What the task requires: Among the lines of the records, count those containing the word "this", then give the number alone.

(Data records begins)

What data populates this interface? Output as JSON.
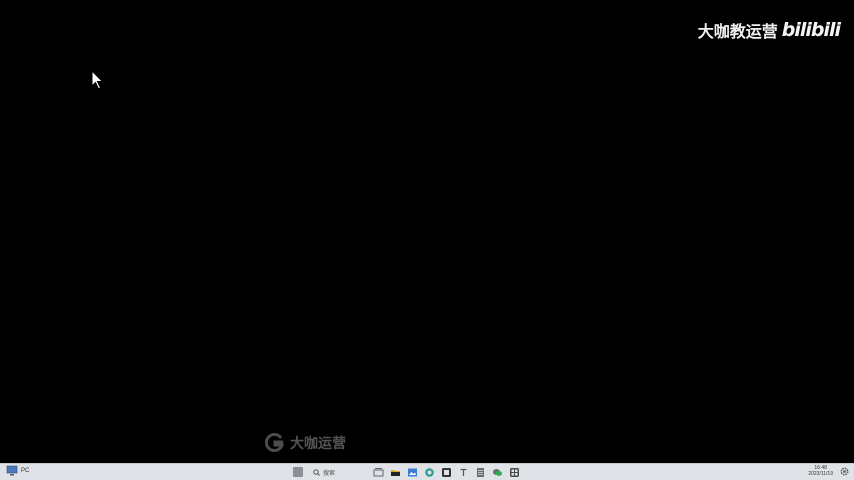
{
  "watermark": {
    "channel_name": "大咖教运营",
    "site_logo": "bilibili"
  },
  "brand": {
    "text": "大咖运营"
  },
  "taskbar": {
    "left_label": "PC",
    "search_placeholder": "搜索",
    "apps": [
      {
        "name": "taskview",
        "color": "#5b6470"
      },
      {
        "name": "file-explorer",
        "color": "#e0a526"
      },
      {
        "name": "image-viewer",
        "color": "#3d7bd6"
      },
      {
        "name": "browser",
        "color": "#2a9d8f"
      },
      {
        "name": "capture",
        "color": "#444444"
      },
      {
        "name": "text",
        "color": "#555555"
      },
      {
        "name": "notes",
        "color": "#6d6d6d"
      },
      {
        "name": "chat",
        "color": "#2bb24c"
      },
      {
        "name": "settings-app",
        "color": "#4a4a4a"
      }
    ],
    "clock": {
      "time": "16:48",
      "date": "2023/11/19"
    }
  }
}
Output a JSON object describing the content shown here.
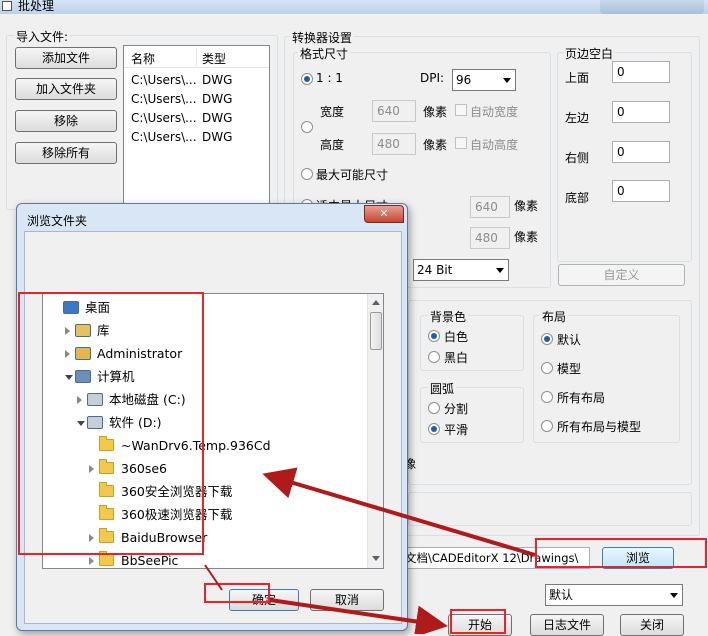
{
  "window": {
    "title": "批处理"
  },
  "import": {
    "group_title": "导入文件:",
    "add_file": "添加文件",
    "add_folder": "加入文件夹",
    "remove": "移除",
    "remove_all": "移除所有",
    "col_name": "名称",
    "col_type": "类型",
    "rows": [
      {
        "name": "C:\\Users\\...",
        "type": "DWG"
      },
      {
        "name": "C:\\Users\\...",
        "type": "DWG"
      },
      {
        "name": "C:\\Users\\...",
        "type": "DWG"
      },
      {
        "name": "C:\\Users\\...",
        "type": "DWG"
      }
    ]
  },
  "converter": {
    "title": "转换器设置",
    "format_size": "格式尺寸",
    "one_to_one": "1 : 1",
    "dpi_label": "DPI:",
    "dpi_value": "96",
    "width_label": "宽度",
    "width_value": "640",
    "height_label": "高度",
    "height_value": "480",
    "pixel": "像素",
    "auto_width": "自动宽度",
    "auto_height": "自动高度",
    "max_size": "最大可能尺寸",
    "fit_partial": "适中最大尺寸",
    "w2_value": "640",
    "h2_value": "480",
    "bit_depth": "24 Bit",
    "margins_title": "页边空白",
    "top": "上面",
    "top_value": "0",
    "left": "左边",
    "left_value": "0",
    "right": "右侧",
    "right_value": "0",
    "bottom": "底部",
    "bottom_value": "0",
    "custom": "自定义",
    "bg_title": "背景色",
    "bg_white": "白色",
    "bg_black": "黑白",
    "arc_title": "圆弧",
    "arc_split": "分割",
    "arc_smooth": "平滑",
    "layout_title": "布局",
    "layout_default": "默认",
    "layout_model": "模型",
    "layout_all": "所有布局",
    "layout_all_model": "所有布局与模型",
    "px_suffix": "像",
    "output_path": "文档\\CADEditorX 12\\Drawings\\",
    "browse": "浏览",
    "default": "默认",
    "start": "开始",
    "log": "日志文件",
    "close": "关闭"
  },
  "dialog": {
    "title": "浏览文件夹",
    "tree": [
      {
        "label": "桌面",
        "icon": "desktop-icon",
        "level": 0,
        "expander": "none"
      },
      {
        "label": "库",
        "icon": "library-icon",
        "level": 1,
        "expander": "closed"
      },
      {
        "label": "Administrator",
        "icon": "user-folder-icon",
        "level": 1,
        "expander": "closed"
      },
      {
        "label": "计算机",
        "icon": "computer-icon",
        "level": 1,
        "expander": "open"
      },
      {
        "label": "本地磁盘 (C:)",
        "icon": "drive-icon",
        "level": 2,
        "expander": "closed"
      },
      {
        "label": "软件 (D:)",
        "icon": "drive-icon",
        "level": 2,
        "expander": "open"
      },
      {
        "label": "~WanDrv6.Temp.936Cd",
        "icon": "folder-icon",
        "level": 3,
        "expander": "none"
      },
      {
        "label": "360se6",
        "icon": "folder-icon",
        "level": 3,
        "expander": "closed"
      },
      {
        "label": "360安全浏览器下载",
        "icon": "folder-icon",
        "level": 3,
        "expander": "none"
      },
      {
        "label": "360极速浏览器下载",
        "icon": "folder-icon",
        "level": 3,
        "expander": "none"
      },
      {
        "label": "BaiduBrowser",
        "icon": "folder-icon",
        "level": 3,
        "expander": "closed"
      },
      {
        "label": "BbSeePic",
        "icon": "folder-icon",
        "level": 3,
        "expander": "closed"
      }
    ],
    "ok": "确定",
    "cancel": "取消",
    "close_glyph": "✕"
  },
  "colors": {
    "annotation_red": "#e8232a",
    "annotation_arrow": "#b01a1a"
  }
}
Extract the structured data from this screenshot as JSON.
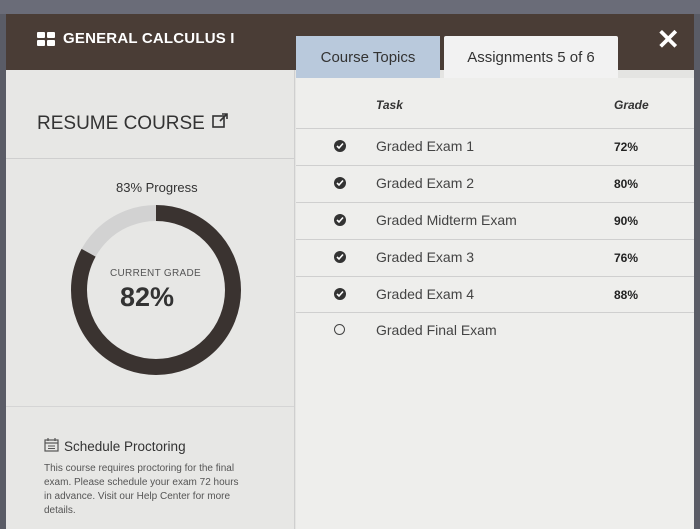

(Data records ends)

Reply: 2